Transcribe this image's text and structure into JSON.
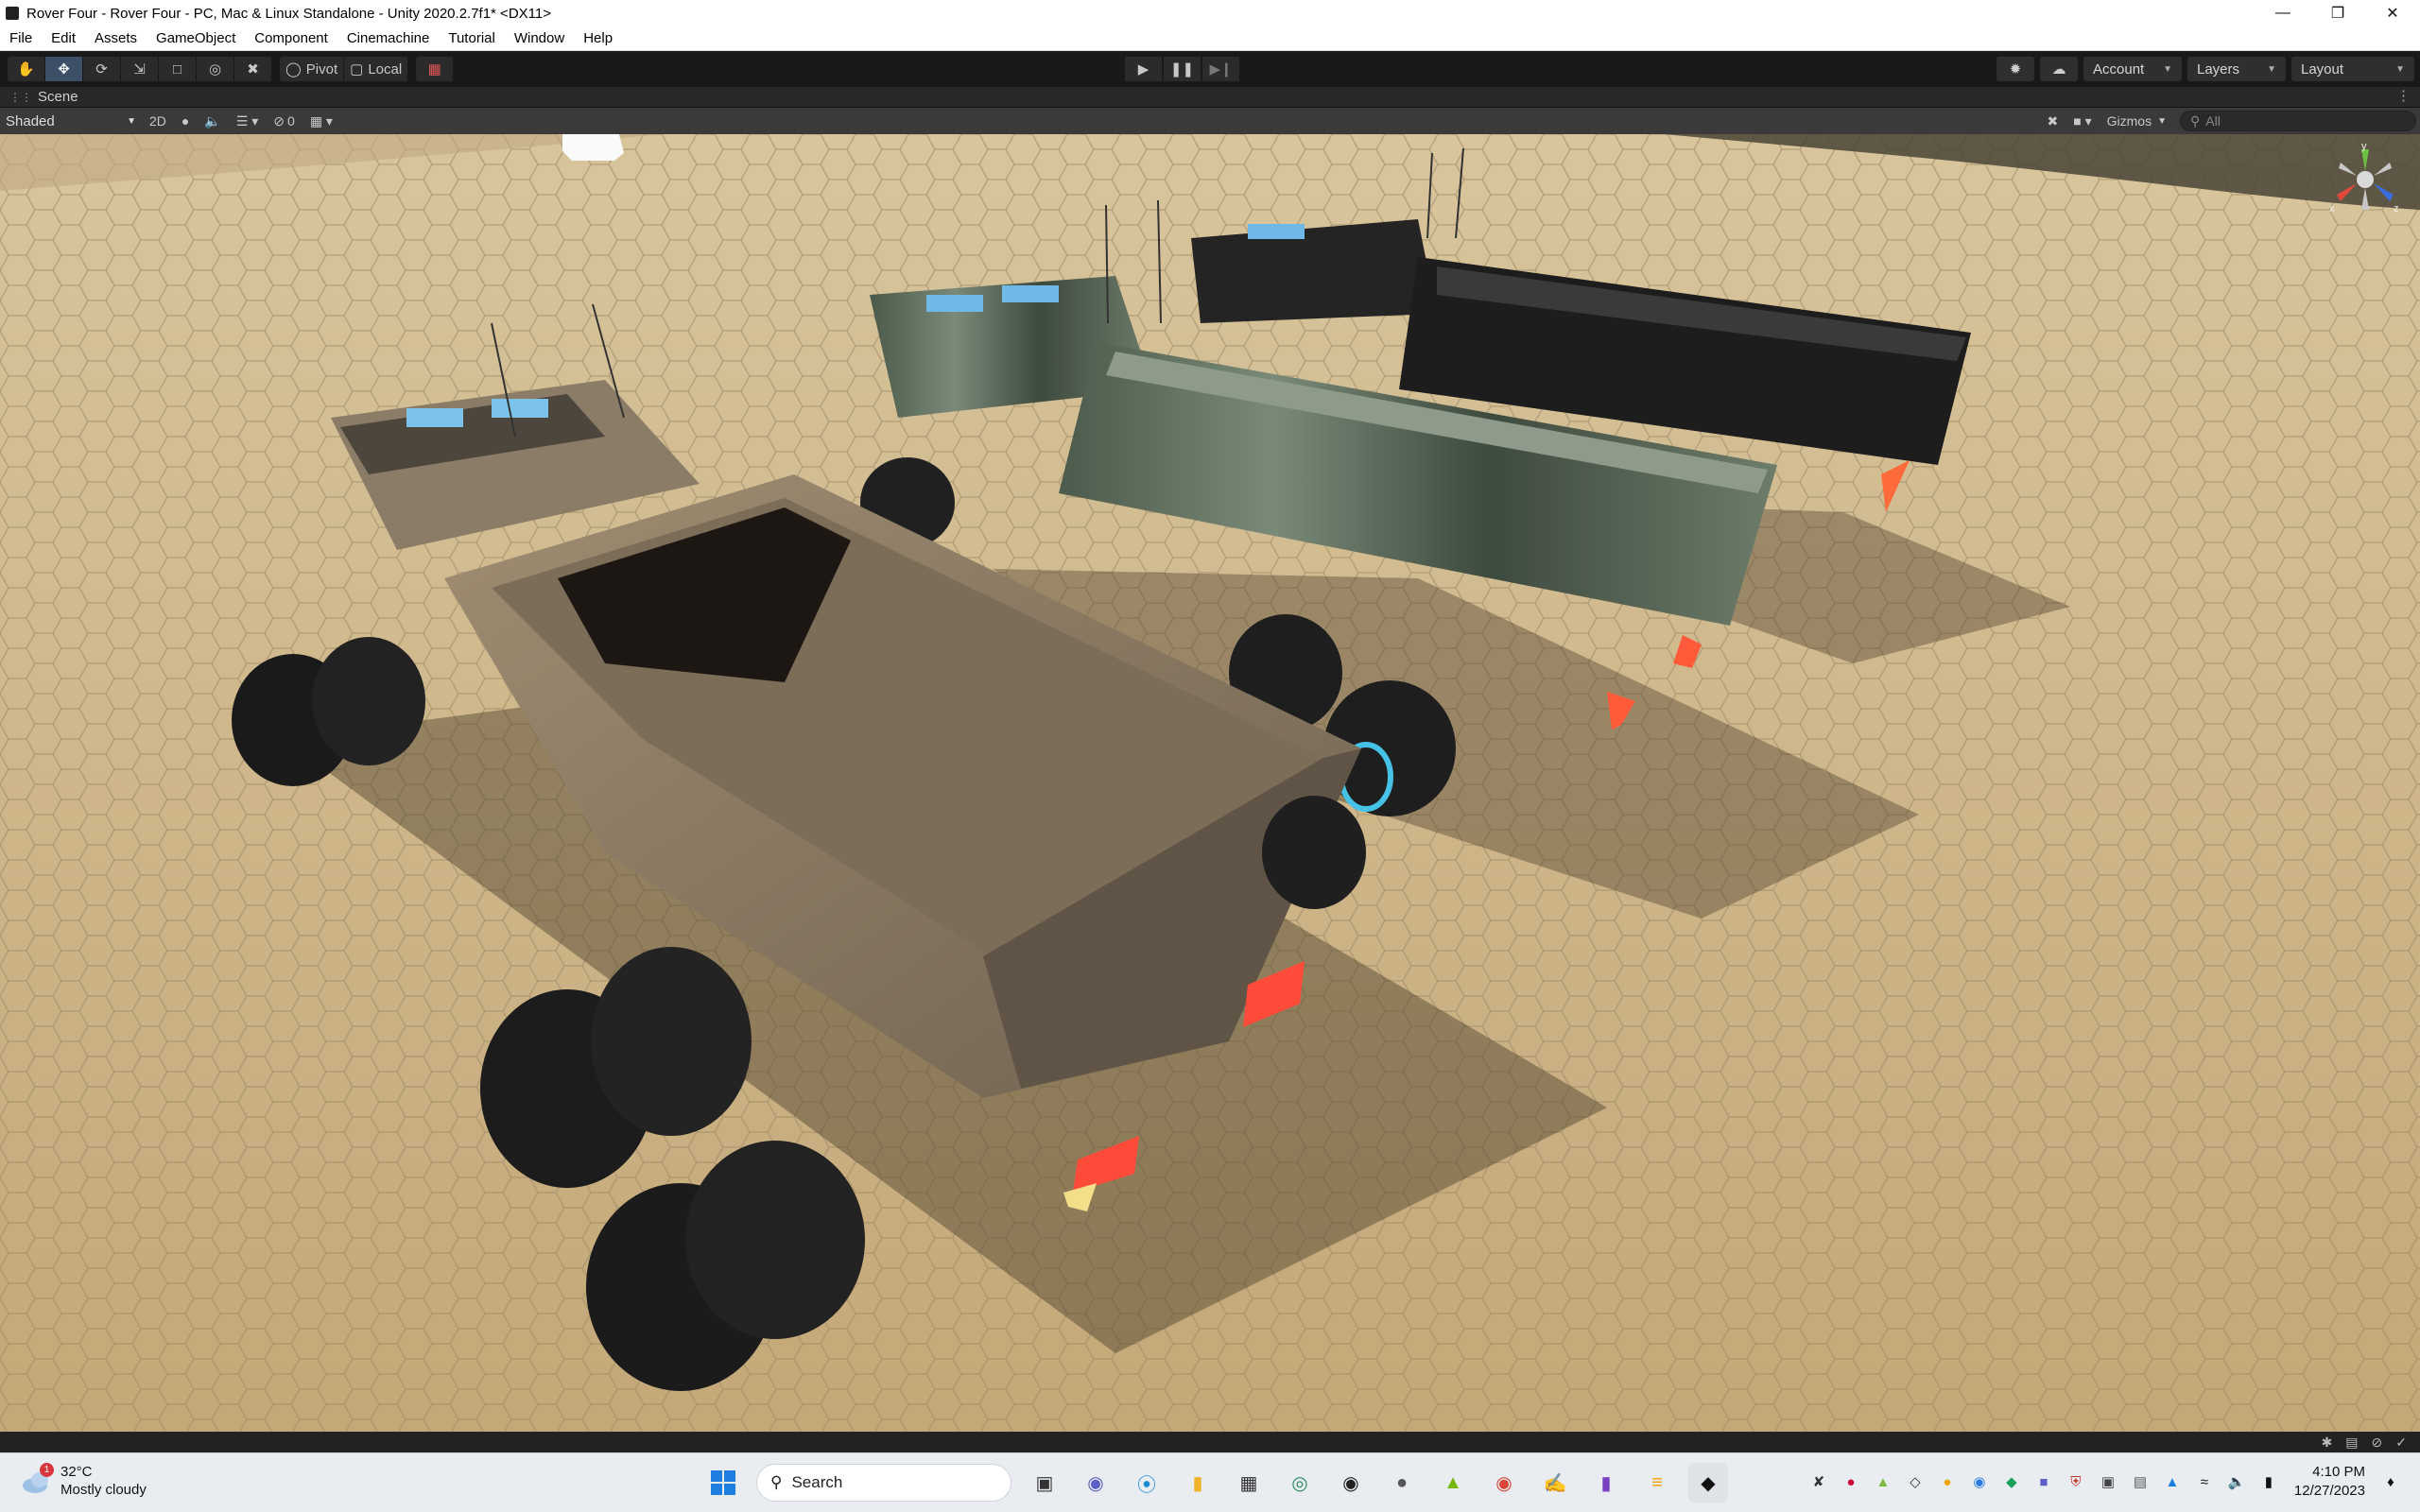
{
  "window": {
    "title": "Rover Four - Rover Four - PC, Mac & Linux Standalone - Unity 2020.2.7f1* <DX11>"
  },
  "menu": [
    "File",
    "Edit",
    "Assets",
    "GameObject",
    "Component",
    "Cinemachine",
    "Tutorial",
    "Window",
    "Help"
  ],
  "toolbar": {
    "pivot_label": "Pivot",
    "local_label": "Local",
    "account_label": "Account",
    "layers_label": "Layers",
    "layout_label": "Layout"
  },
  "scene": {
    "tab_label": "Scene",
    "shading_mode": "Shaded",
    "mode_2d": "2D",
    "hidden_count": "0",
    "gizmos_label": "Gizmos",
    "search_placeholder": "All",
    "gizmo_axes": {
      "x": "x",
      "y": "y",
      "z": "z"
    }
  },
  "taskbar": {
    "weather_temp": "32°C",
    "weather_desc": "Mostly cloudy",
    "weather_badge": "1",
    "search_label": "Search",
    "time": "4:10 PM",
    "date": "12/27/2023"
  },
  "colors": {
    "accent": "#3d4f66",
    "ground": "#cdb488",
    "taillight": "#ff4b3a"
  }
}
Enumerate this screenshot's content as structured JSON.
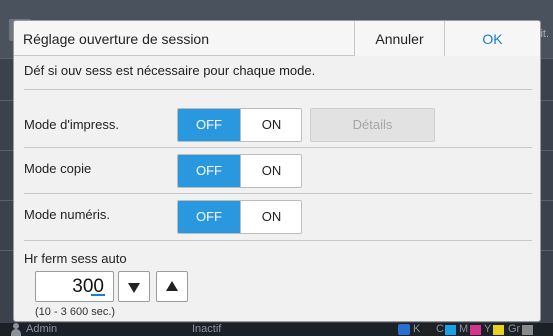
{
  "dialog": {
    "title": "Réglage ouverture de session",
    "cancel_label": "Annuler",
    "ok_label": "OK",
    "description": "Déf si ouv sess est nécessaire pour chaque mode."
  },
  "modes": [
    {
      "label": "Mode d'impress.",
      "off_label": "OFF",
      "on_label": "ON",
      "selected": "OFF"
    },
    {
      "label": "Mode copie",
      "off_label": "OFF",
      "on_label": "ON",
      "selected": "OFF"
    },
    {
      "label": "Mode numéris.",
      "off_label": "OFF",
      "on_label": "ON",
      "selected": "OFF"
    }
  ],
  "details_label": "Détails",
  "auto_logout": {
    "label": "Hr ferm sess auto",
    "value": "300",
    "range": "(10 - 3 600 sec.)"
  },
  "background": {
    "corner_text": "it.",
    "status_user": "Admin",
    "status_state": "Inactif",
    "toner": [
      {
        "label": "K",
        "color": "#222222"
      },
      {
        "label": "C",
        "color": "#1aa0e6"
      },
      {
        "label": "M",
        "color": "#d6338a"
      },
      {
        "label": "Y",
        "color": "#e8d21e"
      },
      {
        "label": "Gr",
        "color": "#8a8a8a"
      }
    ]
  },
  "colors": {
    "accent": "#2a98de",
    "ok_text": "#1a7fc9"
  }
}
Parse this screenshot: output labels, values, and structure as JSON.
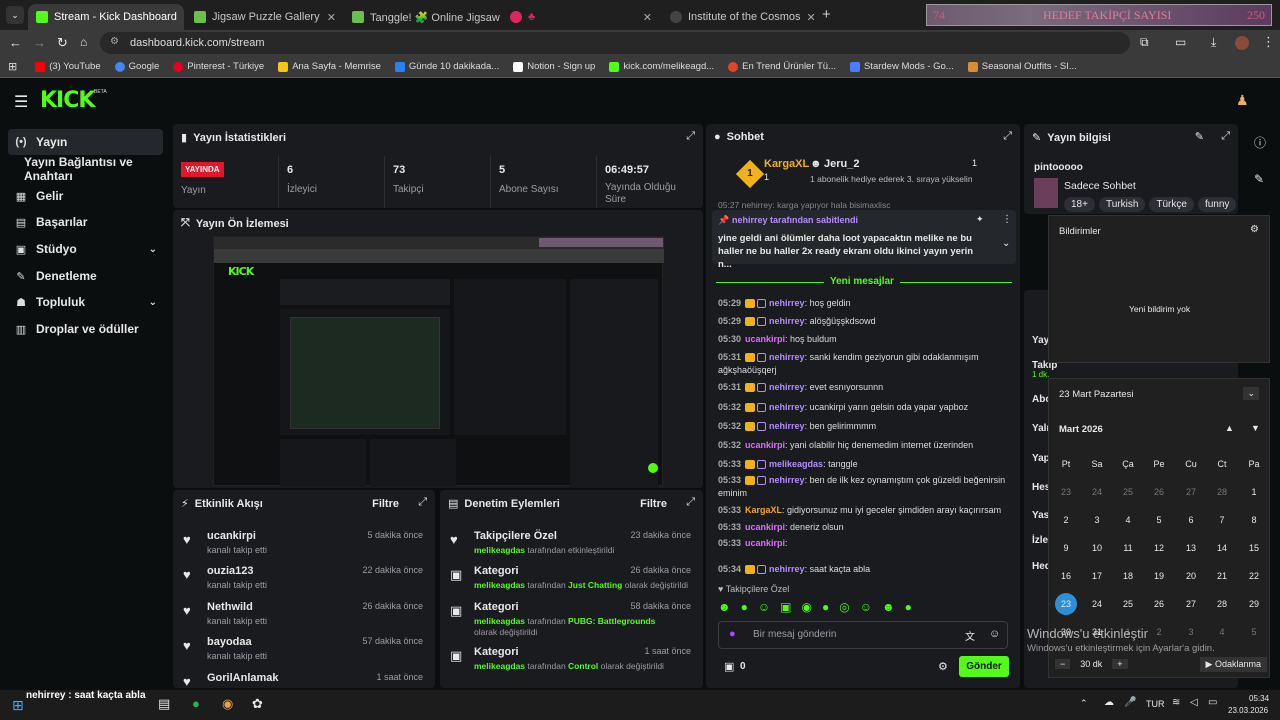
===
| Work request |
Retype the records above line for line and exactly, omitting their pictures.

| Output for this exercise |
Transcribe this image's text and structure into JSON.
{
  "window": {
    "title": "Rover Four - Rover Four - PC, Mac & Linux Standalone - Unity 2020.2.7f1* <DX11>"
  },
  "menu": [
    "File",
    "Edit",
    "Assets",
    "GameObject",
    "Component",
    "Cinemachine",
    "Tutorial",
    "Window",
    "Help"
  ],
  "toolbar": {
    "pivot_label": "Pivot",
    "local_label": "Local",
    "account_label": "Account",
    "layers_label": "Layers",
    "layout_label": "Layout"
  },
  "scene": {
    "tab_label": "Scene",
    "shading_mode": "Shaded",
    "mode_2d": "2D",
    "hidden_count": "0",
    "gizmos_label": "Gizmos",
    "search_placeholder": "All",
    "gizmo_axes": {
      "x": "x",
      "y": "y",
      "z": "z"
    }
  },
  "taskbar": {
    "weather_temp": "32°C",
    "weather_desc": "Mostly cloudy",
    "weather_badge": "1",
    "search_label": "Search",
    "time": "4:10 PM",
    "date": "12/27/2023"
  },
  "colors": {
    "accent": "#3d4f66",
    "ground": "#cdb488",
    "taillight": "#ff4b3a"
  }
}
Enumerate this screenshot's content as structured JSON.
{
  "dialog": {
    "title": "Réglage ouverture de session",
    "cancel_label": "Annuler",
    "ok_label": "OK",
    "description": "Déf si ouv sess est nécessaire pour chaque mode."
  },
  "modes": [
    {
      "label": "Mode d'impress.",
      "off_label": "OFF",
      "on_label": "ON",
      "selected": "OFF"
    },
    {
      "label": "Mode copie",
      "off_label": "OFF",
      "on_label": "ON",
      "selected": "OFF"
    },
    {
      "label": "Mode numéris.",
      "off_label": "OFF",
      "on_label": "ON",
      "selected": "OFF"
    }
  ],
  "details_label": "Détails",
  "auto_logout": {
    "label": "Hr ferm sess auto",
    "value": "300",
    "range": "(10 - 3 600 sec.)"
  },
  "background": {
    "corner_text": "it.",
    "status_user": "Admin",
    "status_state": "Inactif",
    "toner": [
      {
        "label": "K",
        "color": "#222222"
      },
      {
        "label": "C",
        "color": "#1aa0e6"
      },
      {
        "label": "M",
        "color": "#d6338a"
      },
      {
        "label": "Y",
        "color": "#e8d21e"
      },
      {
        "label": "Gr",
        "color": "#8a8a8a"
      }
    ]
  },
  "colors": {
    "accent": "#2a98de",
    "ok_text": "#1a7fc9"
  }
}
Parse this screenshot: output labels, values, and structure as JSON.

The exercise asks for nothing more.